The Shanghai Stock Exchange (SSE) is the largest in mainland China. Many investments are traded on the exchange, including stocks, bonds, and mutual funds. The Shenzhen Stock Exchange (SZSE) is the second-largest stock exchange operating independently in China.
Euronext is Europe's largest stock exchange, and although it has undergone multiple mergers, it was initially formed by the mergers of the Amsterdam, Paris, and Brussels stock exchanges. The London Stock Exchange (LSE) is located in the United Kingdom and is the second-largest exchange in Europe. The most popular index within the LSE is the Financial Times Stock Exchange (FTSE) 100 Share Index. The “Footsie” contains the top 100 well-established publicly-traded companies or blue-chip stocks.
Coinbase is the leading cryptocurrency exchange in the United States. Coinbase has an advanced trading platform that facilitates cryptocurrency trades for retail investors and custodial accounts for institutions. Although Bitcoin is the most popular cryptocurrency, others are traded via Coinbase, such as Ethereum and Litecoin. Coinbase is licensed as a cryptocurrency exchange in 42 U.S. states.
Binance is the leading global exchange for cryptocurrencies with an average trading volume of 2 billion per day.
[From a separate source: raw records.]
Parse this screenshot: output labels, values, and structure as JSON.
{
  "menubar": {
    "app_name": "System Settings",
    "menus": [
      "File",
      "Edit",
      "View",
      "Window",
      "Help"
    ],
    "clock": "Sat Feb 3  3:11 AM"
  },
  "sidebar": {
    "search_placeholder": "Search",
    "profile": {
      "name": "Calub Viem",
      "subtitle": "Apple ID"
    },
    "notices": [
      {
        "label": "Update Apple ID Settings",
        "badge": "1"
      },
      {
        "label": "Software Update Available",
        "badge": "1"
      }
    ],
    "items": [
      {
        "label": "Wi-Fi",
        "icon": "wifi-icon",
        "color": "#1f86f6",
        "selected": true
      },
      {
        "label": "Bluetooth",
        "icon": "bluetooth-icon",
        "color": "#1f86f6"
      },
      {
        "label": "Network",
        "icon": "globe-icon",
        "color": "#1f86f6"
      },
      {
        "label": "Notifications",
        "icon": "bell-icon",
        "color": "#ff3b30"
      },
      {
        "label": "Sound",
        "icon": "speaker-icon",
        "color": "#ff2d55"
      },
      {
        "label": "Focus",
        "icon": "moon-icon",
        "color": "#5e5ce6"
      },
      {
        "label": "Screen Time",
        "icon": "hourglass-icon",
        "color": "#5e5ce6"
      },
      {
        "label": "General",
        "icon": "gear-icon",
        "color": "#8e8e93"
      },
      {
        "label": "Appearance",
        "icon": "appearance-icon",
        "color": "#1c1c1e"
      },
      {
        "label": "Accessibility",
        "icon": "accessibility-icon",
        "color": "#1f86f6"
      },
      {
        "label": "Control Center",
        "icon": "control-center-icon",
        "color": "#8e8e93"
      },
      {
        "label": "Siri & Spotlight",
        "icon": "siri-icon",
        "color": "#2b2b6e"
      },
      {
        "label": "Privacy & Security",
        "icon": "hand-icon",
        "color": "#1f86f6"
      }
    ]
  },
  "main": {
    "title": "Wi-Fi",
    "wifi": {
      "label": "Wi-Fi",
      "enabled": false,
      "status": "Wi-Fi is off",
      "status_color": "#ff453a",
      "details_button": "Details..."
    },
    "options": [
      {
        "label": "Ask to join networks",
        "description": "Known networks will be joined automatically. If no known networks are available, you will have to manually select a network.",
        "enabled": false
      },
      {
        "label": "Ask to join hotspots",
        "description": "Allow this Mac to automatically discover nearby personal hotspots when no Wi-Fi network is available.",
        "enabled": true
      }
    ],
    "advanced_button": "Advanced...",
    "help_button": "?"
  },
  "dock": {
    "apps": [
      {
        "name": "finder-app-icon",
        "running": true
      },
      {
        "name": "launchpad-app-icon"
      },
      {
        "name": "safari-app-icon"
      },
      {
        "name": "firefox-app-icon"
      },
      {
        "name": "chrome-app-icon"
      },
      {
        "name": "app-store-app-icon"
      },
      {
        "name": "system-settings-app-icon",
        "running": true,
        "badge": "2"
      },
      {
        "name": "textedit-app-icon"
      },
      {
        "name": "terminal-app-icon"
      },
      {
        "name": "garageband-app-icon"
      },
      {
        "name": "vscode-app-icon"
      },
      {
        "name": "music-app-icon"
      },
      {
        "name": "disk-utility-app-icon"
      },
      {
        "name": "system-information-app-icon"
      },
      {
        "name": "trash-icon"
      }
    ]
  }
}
However, Binance doesn't currently allow for deposits in U.S. dollars but allows for a few cryptocurrencies to be transacted via a credit or debit card. The exchange allows other currency deposits, including euros.
Kraken is a San Francisco-based cryptocurrency exchange where investors can buy or sell cryptocurrencies using various fiat currencies, including U.S. dollars, euros, Canadian dollars, and the Japanese yen. More than a dozen virtual currencies can be traded via the Kraken exchange, including Bitcoin, Ethereum, EOS, and Monero. As in the case of most crypto exchanges, investors need to establish and fund their digital wallet, which links to the trading account.
Stock Exchanges FAQs
What Are the 3 Major Stock Exchanges in the U.S.?
The New York Stock Exchange (NYSE) is the largest stock exchange in the U.S. and the world by market capitalization. The NASDAQ is the second-largest stock exchange in the U.S. while the American Stock Exchange, which is now known as NYSE Amex Equities after the acquisition by NYSE Euronext in 2008, is the third-largest in the U.S.
What Is a Simple Definition of Stock Exchange?
A stock exchange is a market that brings together buyers and sellers to facilitate investments in stocks.
What Is the Difference Between Stock Exchange and Stock Market?
A stock exchange is a marketplace or the infrastructure that facilitates equity trading. On the other hand, a stock market is an umbrella term representing all of the stocks that trade in a particular region or country. A stock market is often represented as an index or grouping of various stocks such as the S&P 500.
What Is the Purpose of a Stock Exchange?
A stock exchange brings companies and investors together. A stock exchange helps companies raise capital or money by issuing equity shares to be sold to investors. The companies invest those funds back into their business, and investors, ideally, earn a profit from their investment in those companies.
The Bottom Line
Every stock must list on an exchange where buyers and sellers meet. The two big U.S. exchanges are the NYSE and the Nasdaq. Companies listed on either of these exchanges must meet various minimum requirements and baseline rules concerning the "independence" of their boards.
But these are by no means the only legitimate exchanges. Electronic communication networks are relatively new, but they are sure to grab a bigger slice of the transaction pie in the future. Finally, the OTC market is a fine place for experienced investors with an itch to speculate and the know-how to conduct a little extra due diligence.